[Work instruction] Down to the last line, the material below should be reproduced exactly.
━━━ Materials provided
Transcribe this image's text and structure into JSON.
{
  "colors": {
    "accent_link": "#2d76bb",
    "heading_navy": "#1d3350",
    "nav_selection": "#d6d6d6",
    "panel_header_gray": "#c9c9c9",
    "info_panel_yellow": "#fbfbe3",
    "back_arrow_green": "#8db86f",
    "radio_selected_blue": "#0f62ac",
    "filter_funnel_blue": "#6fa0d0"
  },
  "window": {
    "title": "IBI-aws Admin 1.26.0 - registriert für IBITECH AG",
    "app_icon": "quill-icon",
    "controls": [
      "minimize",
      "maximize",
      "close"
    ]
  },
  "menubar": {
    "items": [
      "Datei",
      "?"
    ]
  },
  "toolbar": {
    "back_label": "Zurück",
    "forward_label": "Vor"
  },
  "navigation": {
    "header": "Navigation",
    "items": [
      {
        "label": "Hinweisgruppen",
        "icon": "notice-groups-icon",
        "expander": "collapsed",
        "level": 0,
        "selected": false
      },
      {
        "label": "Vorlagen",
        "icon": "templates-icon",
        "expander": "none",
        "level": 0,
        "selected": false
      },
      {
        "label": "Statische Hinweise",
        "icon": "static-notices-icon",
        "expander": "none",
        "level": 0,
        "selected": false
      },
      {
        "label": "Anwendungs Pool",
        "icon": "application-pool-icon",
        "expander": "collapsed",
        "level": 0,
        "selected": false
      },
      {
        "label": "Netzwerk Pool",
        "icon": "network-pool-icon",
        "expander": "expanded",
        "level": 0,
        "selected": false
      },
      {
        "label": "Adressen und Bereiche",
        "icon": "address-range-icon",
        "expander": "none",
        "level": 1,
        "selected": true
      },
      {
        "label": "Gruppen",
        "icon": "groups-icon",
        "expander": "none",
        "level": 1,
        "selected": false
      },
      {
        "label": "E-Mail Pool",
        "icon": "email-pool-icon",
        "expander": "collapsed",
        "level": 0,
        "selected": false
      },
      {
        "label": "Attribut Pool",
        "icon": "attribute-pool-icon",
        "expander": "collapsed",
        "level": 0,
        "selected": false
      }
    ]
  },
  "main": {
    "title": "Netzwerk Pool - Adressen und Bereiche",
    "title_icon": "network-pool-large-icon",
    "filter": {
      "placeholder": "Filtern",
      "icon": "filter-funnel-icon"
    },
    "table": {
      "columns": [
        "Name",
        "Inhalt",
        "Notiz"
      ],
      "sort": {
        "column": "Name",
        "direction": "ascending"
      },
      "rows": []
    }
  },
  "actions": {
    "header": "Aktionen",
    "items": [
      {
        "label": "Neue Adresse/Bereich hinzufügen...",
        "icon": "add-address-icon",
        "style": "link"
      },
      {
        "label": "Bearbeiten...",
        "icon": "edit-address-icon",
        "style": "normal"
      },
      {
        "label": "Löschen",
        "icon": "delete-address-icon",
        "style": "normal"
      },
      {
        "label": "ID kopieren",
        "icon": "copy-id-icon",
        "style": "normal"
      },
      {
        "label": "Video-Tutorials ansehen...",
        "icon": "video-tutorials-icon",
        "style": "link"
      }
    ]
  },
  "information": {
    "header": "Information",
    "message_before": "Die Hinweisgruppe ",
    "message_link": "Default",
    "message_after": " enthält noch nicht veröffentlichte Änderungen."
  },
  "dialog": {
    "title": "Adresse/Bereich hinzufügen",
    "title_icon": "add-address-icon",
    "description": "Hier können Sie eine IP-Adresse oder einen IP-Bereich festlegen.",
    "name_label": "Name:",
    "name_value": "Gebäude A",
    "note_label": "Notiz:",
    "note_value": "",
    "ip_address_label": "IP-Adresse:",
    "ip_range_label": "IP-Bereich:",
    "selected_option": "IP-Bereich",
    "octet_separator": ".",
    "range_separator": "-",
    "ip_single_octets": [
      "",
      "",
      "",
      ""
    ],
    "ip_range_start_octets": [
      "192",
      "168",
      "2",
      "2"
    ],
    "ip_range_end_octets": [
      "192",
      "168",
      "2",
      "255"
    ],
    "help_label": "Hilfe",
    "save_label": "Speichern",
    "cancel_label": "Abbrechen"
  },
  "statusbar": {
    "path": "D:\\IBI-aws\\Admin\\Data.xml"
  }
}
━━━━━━
[Exercise response]
Transcribe this image's text and structure into JSON.
{
  "colors": {
    "accent_link": "#2d76bb",
    "heading_navy": "#1d3350",
    "nav_selection": "#d6d6d6",
    "panel_header_gray": "#c9c9c9",
    "info_panel_yellow": "#fbfbe3",
    "back_arrow_green": "#8db86f",
    "radio_selected_blue": "#0f62ac",
    "filter_funnel_blue": "#6fa0d0"
  },
  "window": {
    "title": "IBI-aws Admin 1.26.0 - registriert für IBITECH AG",
    "app_icon": "quill-icon",
    "controls": [
      "minimize",
      "maximize",
      "close"
    ]
  },
  "menubar": {
    "items": [
      "Datei",
      "?"
    ]
  },
  "toolbar": {
    "back_label": "Zurück",
    "forward_label": "Vor"
  },
  "navigation": {
    "header": "Navigation",
    "items": [
      {
        "label": "Hinweisgruppen",
        "icon": "notice-groups-icon",
        "expander": "collapsed",
        "level": 0,
        "selected": false
      },
      {
        "label": "Vorlagen",
        "icon": "templates-icon",
        "expander": "none",
        "level": 0,
        "selected": false
      },
      {
        "label": "Statische Hinweise",
        "icon": "static-notices-icon",
        "expander": "none",
        "level": 0,
        "selected": false
      },
      {
        "label": "Anwendungs Pool",
        "icon": "application-pool-icon",
        "expander": "collapsed",
        "level": 0,
        "selected": false
      },
      {
        "label": "Netzwerk Pool",
        "icon": "network-pool-icon",
        "expander": "expanded",
        "level": 0,
        "selected": false
      },
      {
        "label": "Adressen und Bereiche",
        "icon": "address-range-icon",
        "expander": "none",
        "level": 1,
        "selected": true
      },
      {
        "label": "Gruppen",
        "icon": "groups-icon",
        "expander": "none",
        "level": 1,
        "selected": false
      },
      {
        "label": "E-Mail Pool",
        "icon": "email-pool-icon",
        "expander": "collapsed",
        "level": 0,
        "selected": false
      },
      {
        "label": "Attribut Pool",
        "icon": "attribute-pool-icon",
        "expander": "collapsed",
        "level": 0,
        "selected": false
      }
    ]
  },
  "main": {
    "title": "Netzwerk Pool - Adressen und Bereiche",
    "title_icon": "network-pool-large-icon",
    "filter": {
      "placeholder": "Filtern",
      "icon": "filter-funnel-icon"
    },
    "table": {
      "columns": [
        "Name",
        "Inhalt",
        "Notiz"
      ],
      "sort": {
        "column": "Name",
        "direction": "ascending"
      },
      "rows": []
    }
  },
  "actions": {
    "header": "Aktionen",
    "items": [
      {
        "label": "Neue Adresse/Bereich hinzufügen...",
        "icon": "add-address-icon",
        "style": "link"
      },
      {
        "label": "Bearbeiten...",
        "icon": "edit-address-icon",
        "style": "normal"
      },
      {
        "label": "Löschen",
        "icon": "delete-address-icon",
        "style": "normal"
      },
      {
        "label": "ID kopieren",
        "icon": "copy-id-icon",
        "style": "normal"
      },
      {
        "label": "Video-Tutorials ansehen...",
        "icon": "video-tutorials-icon",
        "style": "link"
      }
    ]
  },
  "information": {
    "header": "Information",
    "message_before": "Die Hinweisgruppe ",
    "message_link": "Default",
    "message_after": " enthält noch nicht veröffentlichte Änderungen."
  },
  "dialog": {
    "title": "Adresse/Bereich hinzufügen",
    "title_icon": "add-address-icon",
    "description": "Hier können Sie eine IP-Adresse oder einen IP-Bereich festlegen.",
    "name_label": "Name:",
    "name_value": "Gebäude A",
    "note_label": "Notiz:",
    "note_value": "",
    "ip_address_label": "IP-Adresse:",
    "ip_range_label": "IP-Bereich:",
    "selected_option": "IP-Bereich",
    "octet_separator": ".",
    "range_separator": "-",
    "ip_single_octets": [
      "",
      "",
      "",
      ""
    ],
    "ip_range_start_octets": [
      "192",
      "168",
      "2",
      "2"
    ],
    "ip_range_end_octets": [
      "192",
      "168",
      "2",
      "255"
    ],
    "help_label": "Hilfe",
    "save_label": "Speichern",
    "cancel_label": "Abbrechen"
  },
  "statusbar": {
    "path": "D:\\IBI-aws\\Admin\\Data.xml"
  }
}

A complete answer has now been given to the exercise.